WHAT TO DO: Tell how many lines in the data below contain "about", using one number as the whole reply.

+++ DATA SECTION

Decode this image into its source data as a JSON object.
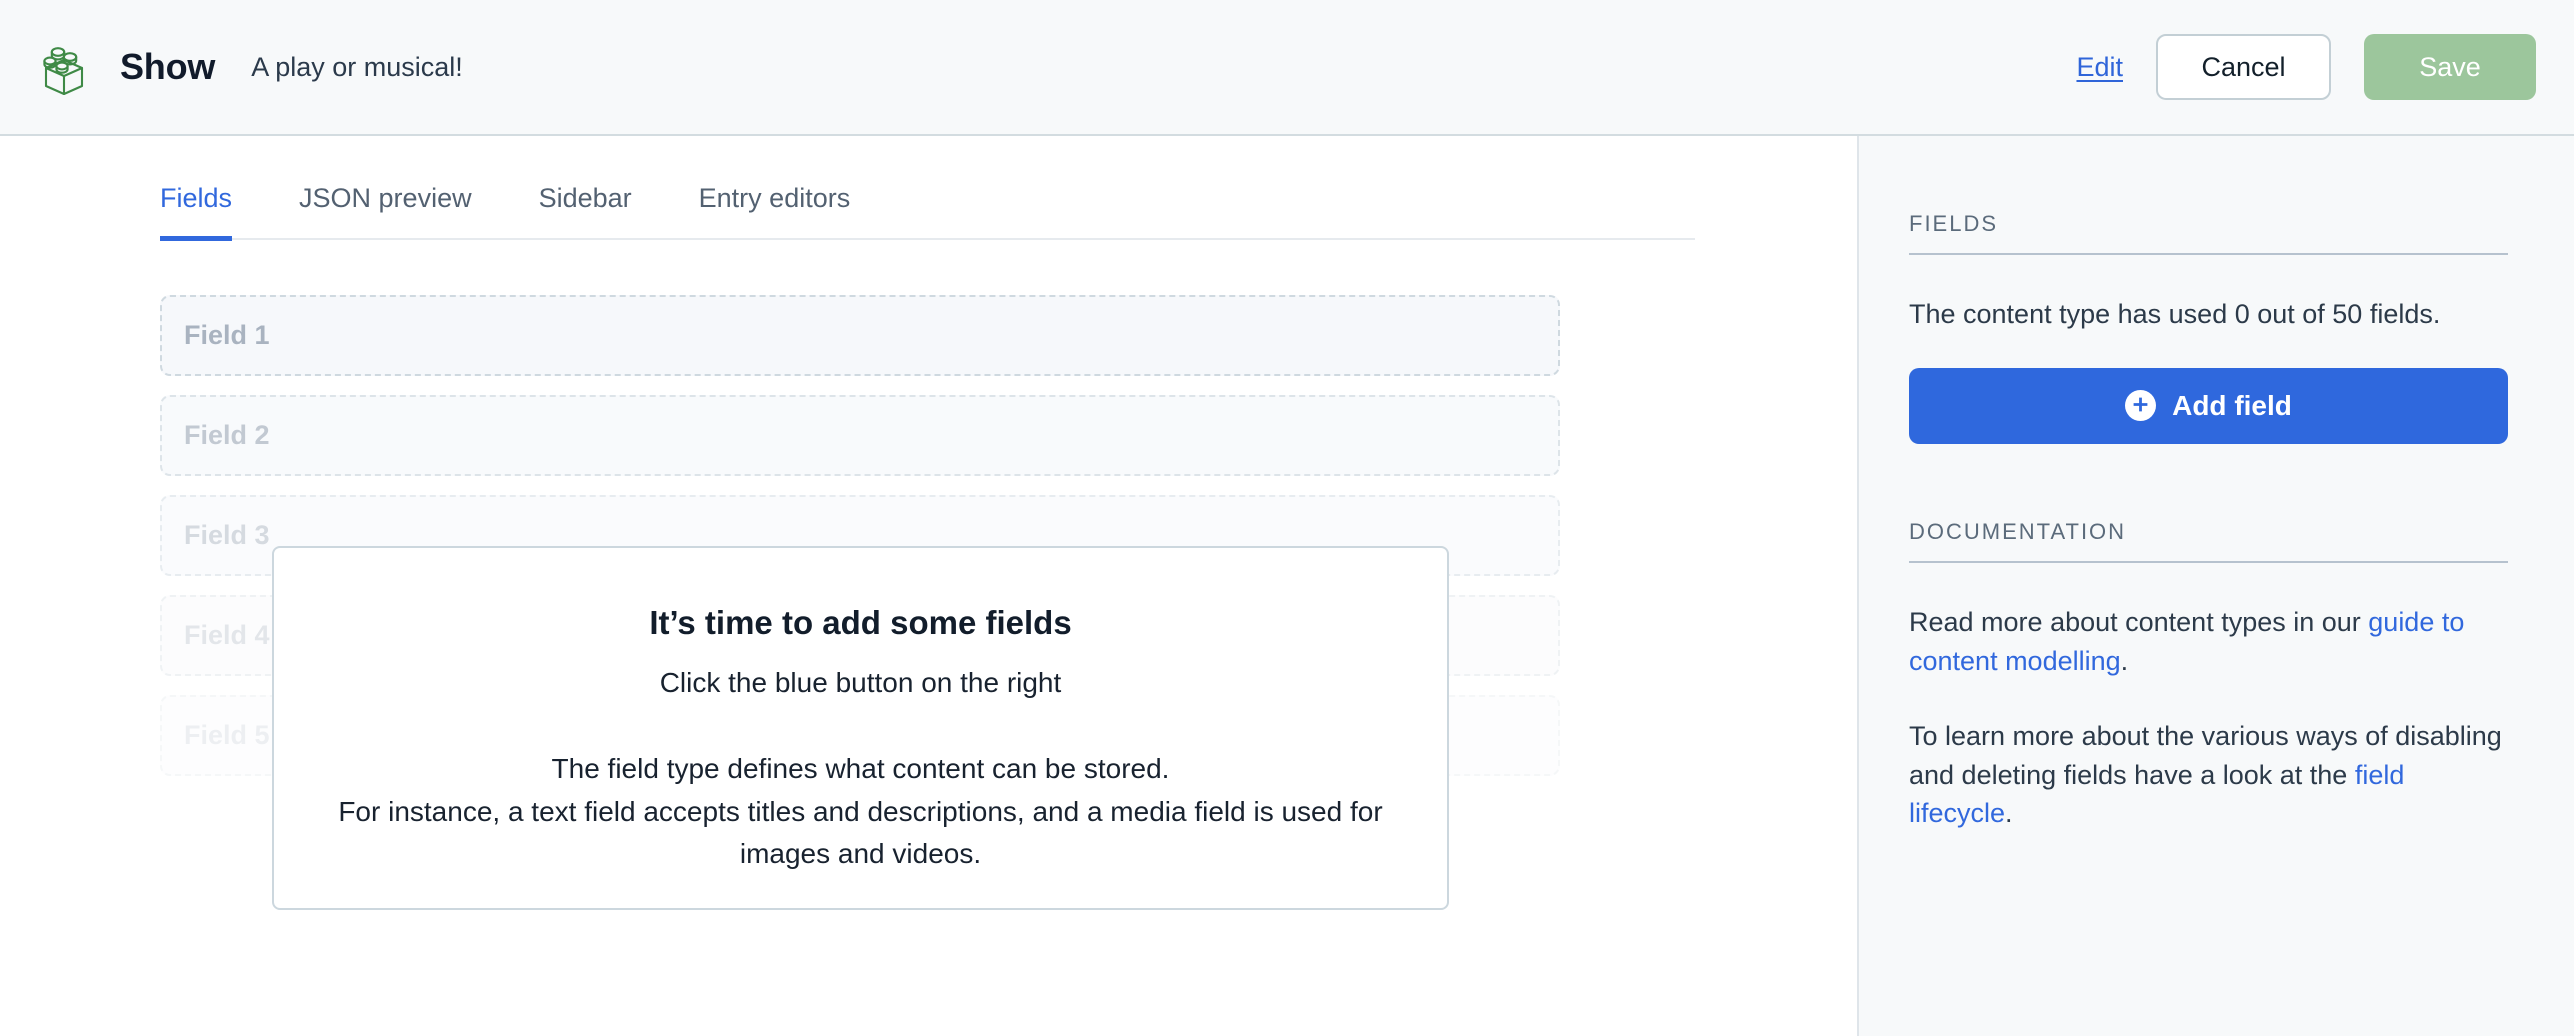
{
  "header": {
    "icon_name": "content-type-brick-icon",
    "icon_color": "#3f8a46",
    "title": "Show",
    "description": "A play or musical!",
    "edit_link": "Edit",
    "cancel_label": "Cancel",
    "save_label": "Save",
    "save_color": "#9cc69c"
  },
  "tabs": [
    {
      "label": "Fields",
      "active": true
    },
    {
      "label": "JSON preview",
      "active": false
    },
    {
      "label": "Sidebar",
      "active": false
    },
    {
      "label": "Entry editors",
      "active": false
    }
  ],
  "ghost_fields": [
    {
      "label": "Field 1"
    },
    {
      "label": "Field 2"
    },
    {
      "label": "Field 3"
    },
    {
      "label": "Field 4"
    },
    {
      "label": "Field 5"
    }
  ],
  "onboarding": {
    "title": "It’s time to add some fields",
    "subtitle": "Click the blue button on the right",
    "body_line_1": "The field type defines what content can be stored.",
    "body_line_2": "For instance, a text field accepts titles and descriptions, and a media field is used for images and videos."
  },
  "sidebar": {
    "fields": {
      "heading": "FIELDS",
      "usage_text": "The content type has used 0 out of 50 fields.",
      "add_field_label": "Add field",
      "add_field_icon": "plus-circle-icon",
      "accent_color": "#2f68dd"
    },
    "documentation": {
      "heading": "DOCUMENTATION",
      "para_1_before": "Read more about content types in our ",
      "para_1_link": "guide to content modelling",
      "para_1_after": ".",
      "para_2_before": "To learn more about the various ways of disabling and deleting fields have a look at the ",
      "para_2_link": "field lifecycle",
      "para_2_after": ".",
      "link_color": "#3168dd"
    }
  }
}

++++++

ANSWER AREA: 2